Here are links to the open access studies mentioned in Eye of the Shoal:

Allgeier, J.E., Valdivia, A. Cox, C & Layman C.A. 2016. Fishing down nutrients on coral reefs. Nature Communications 7:12461.

Anthes, N. et al. 2016. Diversity and Ecological Correlates of Red Fluorescence in Marine Fishes. Frontiers in Ecology and Evolution Volume 4: Article 126.

Barthem, R.B. et al. 2017. Goliath catfish spawning in the far western Amazon confirmed by the distribution of mature adults, drifting larvae and migrating juveniles. Scientific Reports 7: 41784.

Bellwood, D.R. et al. 2015. The Rise of Jaw Protrusion in Spiny-Rayed Fishes Closes the Gap on Elusive Prey. Current Biology 25: 2696-2700.

Barthem, R.B. et al. 2017. Goliath catfish spawning in the far western Amazon confirmed by the distribution of mature adults, drifting larvae and migrating juveniles. Scientific Reports 7: 41784.

Brown, C. 2016. Fish pain: an inconvenient truth. Animal Sentience 3(32).
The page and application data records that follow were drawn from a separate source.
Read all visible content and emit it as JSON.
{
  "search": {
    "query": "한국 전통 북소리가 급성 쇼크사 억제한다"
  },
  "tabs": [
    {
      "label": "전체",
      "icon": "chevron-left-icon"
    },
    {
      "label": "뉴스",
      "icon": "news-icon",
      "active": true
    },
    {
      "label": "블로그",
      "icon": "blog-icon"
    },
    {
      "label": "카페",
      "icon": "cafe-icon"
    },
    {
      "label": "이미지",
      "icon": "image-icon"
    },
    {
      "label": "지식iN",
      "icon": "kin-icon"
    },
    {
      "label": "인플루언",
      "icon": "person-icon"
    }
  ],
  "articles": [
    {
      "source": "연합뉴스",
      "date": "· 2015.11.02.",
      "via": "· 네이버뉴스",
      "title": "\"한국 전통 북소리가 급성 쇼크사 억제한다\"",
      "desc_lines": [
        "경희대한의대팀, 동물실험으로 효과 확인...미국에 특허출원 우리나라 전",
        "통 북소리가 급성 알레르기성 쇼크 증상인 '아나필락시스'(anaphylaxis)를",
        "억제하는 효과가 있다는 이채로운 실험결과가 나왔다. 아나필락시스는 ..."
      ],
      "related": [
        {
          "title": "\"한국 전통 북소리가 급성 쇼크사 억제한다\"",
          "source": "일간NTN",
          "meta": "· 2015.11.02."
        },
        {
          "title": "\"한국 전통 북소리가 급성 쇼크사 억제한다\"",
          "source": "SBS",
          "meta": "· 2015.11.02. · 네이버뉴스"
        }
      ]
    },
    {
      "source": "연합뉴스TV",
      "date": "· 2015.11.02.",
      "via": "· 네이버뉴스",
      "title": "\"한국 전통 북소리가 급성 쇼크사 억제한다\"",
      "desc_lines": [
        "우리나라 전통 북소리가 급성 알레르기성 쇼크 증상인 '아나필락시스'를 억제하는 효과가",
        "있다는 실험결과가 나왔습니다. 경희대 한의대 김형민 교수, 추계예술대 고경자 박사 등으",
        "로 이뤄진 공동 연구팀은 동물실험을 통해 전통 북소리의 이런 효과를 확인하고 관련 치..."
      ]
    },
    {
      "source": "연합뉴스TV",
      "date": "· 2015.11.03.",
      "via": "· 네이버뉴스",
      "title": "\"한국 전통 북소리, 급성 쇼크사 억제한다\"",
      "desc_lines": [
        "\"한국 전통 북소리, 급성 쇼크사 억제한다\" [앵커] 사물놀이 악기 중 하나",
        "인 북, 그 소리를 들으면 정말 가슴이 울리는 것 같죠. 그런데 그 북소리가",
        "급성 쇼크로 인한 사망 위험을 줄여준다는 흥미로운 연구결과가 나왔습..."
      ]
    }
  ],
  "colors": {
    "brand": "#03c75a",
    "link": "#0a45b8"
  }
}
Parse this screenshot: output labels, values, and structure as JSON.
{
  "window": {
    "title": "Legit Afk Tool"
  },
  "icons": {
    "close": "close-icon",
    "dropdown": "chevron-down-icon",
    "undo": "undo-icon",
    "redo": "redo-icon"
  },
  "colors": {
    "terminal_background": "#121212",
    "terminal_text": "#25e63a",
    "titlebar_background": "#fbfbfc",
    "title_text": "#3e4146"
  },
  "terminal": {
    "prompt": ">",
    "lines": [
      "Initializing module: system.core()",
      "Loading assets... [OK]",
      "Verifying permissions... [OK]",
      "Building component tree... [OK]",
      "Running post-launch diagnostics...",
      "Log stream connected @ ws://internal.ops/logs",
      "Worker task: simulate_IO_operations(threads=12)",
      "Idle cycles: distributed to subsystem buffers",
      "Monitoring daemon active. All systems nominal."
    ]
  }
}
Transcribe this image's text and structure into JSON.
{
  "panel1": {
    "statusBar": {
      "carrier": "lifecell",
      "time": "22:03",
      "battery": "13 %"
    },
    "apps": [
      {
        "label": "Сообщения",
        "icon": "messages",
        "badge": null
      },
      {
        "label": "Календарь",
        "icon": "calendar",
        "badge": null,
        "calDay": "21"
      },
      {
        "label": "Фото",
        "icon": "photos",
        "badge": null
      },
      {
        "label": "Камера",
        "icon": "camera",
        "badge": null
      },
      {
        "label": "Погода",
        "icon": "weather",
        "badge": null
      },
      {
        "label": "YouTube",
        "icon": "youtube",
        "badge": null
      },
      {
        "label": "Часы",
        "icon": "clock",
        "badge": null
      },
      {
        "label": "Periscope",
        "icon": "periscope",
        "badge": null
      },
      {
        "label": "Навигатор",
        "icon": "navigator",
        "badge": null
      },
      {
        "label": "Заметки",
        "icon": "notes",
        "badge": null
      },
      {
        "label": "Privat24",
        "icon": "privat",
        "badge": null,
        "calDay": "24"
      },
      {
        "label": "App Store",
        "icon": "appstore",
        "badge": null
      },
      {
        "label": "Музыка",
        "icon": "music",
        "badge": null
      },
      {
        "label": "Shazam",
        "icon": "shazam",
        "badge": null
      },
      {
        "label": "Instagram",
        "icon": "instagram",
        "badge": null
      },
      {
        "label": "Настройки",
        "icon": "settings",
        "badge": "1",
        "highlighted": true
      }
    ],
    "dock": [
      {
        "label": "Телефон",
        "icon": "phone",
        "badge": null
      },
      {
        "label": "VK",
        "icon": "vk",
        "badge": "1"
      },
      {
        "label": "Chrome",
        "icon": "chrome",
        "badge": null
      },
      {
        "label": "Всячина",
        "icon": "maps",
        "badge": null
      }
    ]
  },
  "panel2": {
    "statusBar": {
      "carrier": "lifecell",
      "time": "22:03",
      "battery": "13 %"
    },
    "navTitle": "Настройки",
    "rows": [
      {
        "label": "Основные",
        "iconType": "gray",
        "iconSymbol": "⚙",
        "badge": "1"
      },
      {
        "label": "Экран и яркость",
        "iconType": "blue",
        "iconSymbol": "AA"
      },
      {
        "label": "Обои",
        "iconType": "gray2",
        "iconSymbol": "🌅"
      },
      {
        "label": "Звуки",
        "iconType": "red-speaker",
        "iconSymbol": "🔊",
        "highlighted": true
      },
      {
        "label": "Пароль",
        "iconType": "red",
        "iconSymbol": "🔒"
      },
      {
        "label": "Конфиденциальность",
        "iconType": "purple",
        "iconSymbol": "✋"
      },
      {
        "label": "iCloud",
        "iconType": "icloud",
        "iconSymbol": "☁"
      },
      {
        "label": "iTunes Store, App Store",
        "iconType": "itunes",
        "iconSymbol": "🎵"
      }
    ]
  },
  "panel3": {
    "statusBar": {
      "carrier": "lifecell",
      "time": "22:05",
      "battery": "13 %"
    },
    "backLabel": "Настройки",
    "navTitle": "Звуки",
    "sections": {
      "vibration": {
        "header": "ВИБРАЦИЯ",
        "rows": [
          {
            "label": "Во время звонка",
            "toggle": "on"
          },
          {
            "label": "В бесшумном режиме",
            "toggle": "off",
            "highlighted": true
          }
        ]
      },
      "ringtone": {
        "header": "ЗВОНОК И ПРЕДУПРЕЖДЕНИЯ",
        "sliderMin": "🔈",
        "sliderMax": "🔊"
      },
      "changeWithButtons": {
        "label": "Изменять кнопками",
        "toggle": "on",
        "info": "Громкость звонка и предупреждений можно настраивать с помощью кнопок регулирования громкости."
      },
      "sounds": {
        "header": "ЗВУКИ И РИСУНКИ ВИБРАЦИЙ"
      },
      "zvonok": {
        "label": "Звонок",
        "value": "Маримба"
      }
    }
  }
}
Davis, M.P., Sparks, J.S. & Smith, W.L. 2016. Repeated and Widespread Evolution of Bioluminescence in Marine Fishes. PLoS ONE 11: e0155154.

Doherty, P.D. et al. 2017. Long-term satellite tracking reveals variable seasonal migration strategies of basking sharks in the north-east Atlantic. Scientific Reports 7: Article number 42837.

Douglas, R.H., Partridge, J.C., Dulai, K.S., Hunt, D.M., Mullineaux, C.W. & Hynninen, P.H. 1999. Enhanced retinal longwave sensitivity using a chlorophyll-derived photosensitiser in Malacosteus niger, a deep-sea dragon fish with far red bioluminescence. Vision Research 39:2817-2832.

Endler, J.A. 1980. Natural selection on colour patterns in Poecilia reticulata. Evolution 34:76-91.

Féron and Botella. 1996. Squamation and ecology of thelodonts .PLoS ONE 12: e0172781.

Grutter, A.S. 2004. Cleaner fish use tactile dancing behavior as a preconflict management strategy. Current Biology 14: 1080–1083.

Inglis, D. 2010. The zombie from myth to reality: Wade Davis, academic scandal and the limits of the real. Scripted 7: 351–369.

Key, B. 2016. Why fish do not feel pain. Animal Sentience 3.

Lissmann, H.W. 1958. On the Function and Evolution of Electric Organs in Fish. Journal of Experimental Biology 35: 156–191.

Michiels, N.K. 2008. Red fluorescence in reef fish: A novel signalling mechanism? BMC Ecology 8:16..

Naisbett-Jones, L.C. et al. 2017. A Magnetic Map Leads Juvenile European Eels to the Gulf Stream. Current Biology 27:1236-1240.

Payne, N.L. et al. 2016. Great hammerhead sharks swim on their side to reduce transport costs. Nature communications 7: Article number 12889.

Perry, C.T. et al. 2015. Linking reef ecology to island building: Parrotfish identified as major producers of island-building sediment in the Maldives. Geology 43: 503–506.

Pinto, A., Oates, J., Grutter, A. & Bshary, R. 2011. Cleaner wrasses Labroides dimidiatus are more cooperative in the presence of an audience. Current Biology 21: 1140–1144.

Ruppé, L. et al. 2015. Environmental constraints drive the partitioning of the soundscape in shes. PNAS 112: 6092–6097.

Sibert, E.C. & Norris, R.D. 2015. New Age of Fishes initiated by the Cretaceous Paleogene mass extinction. PNAS 112: 8537–8542.

Sparks, J.S. et al. 2014. The covert world of fish biofluorescence: A phylogenetically widespread and phenotypically variable phenomenon. PLoS ONE 9:e83259.

Svendsen, M.B.S. et al. 2016. Maximum swimming speeds of sailfish and three other large marine predatory fish species based on muscle contraction time and stride length: a myth revisited. Biology Open 5:1415-1419.

Takezaki, N. & Nishihara, H. 2017. Support for lung sh as the closest relative of tetrapods by using slowly evolving ray- nned sh as the outgroup. Genome Biology and Evolution 9: 93–101.

Vailati, A., Zinnato, L. & Cerbino, R. 2012. How archer sh achieve a powerful impact: hydrodynamic instability of a pulsed jet in Toxotes jaculatrix. PLoS ONE 7: e47867.

White, W. T. et al. 2017. Phylogeny of the manta and devilrays (Chondrichthyes: mobulidae), with an updated taxonomic arrangement for the family. Zoological Journal of the Linnean Society 182: 50–57.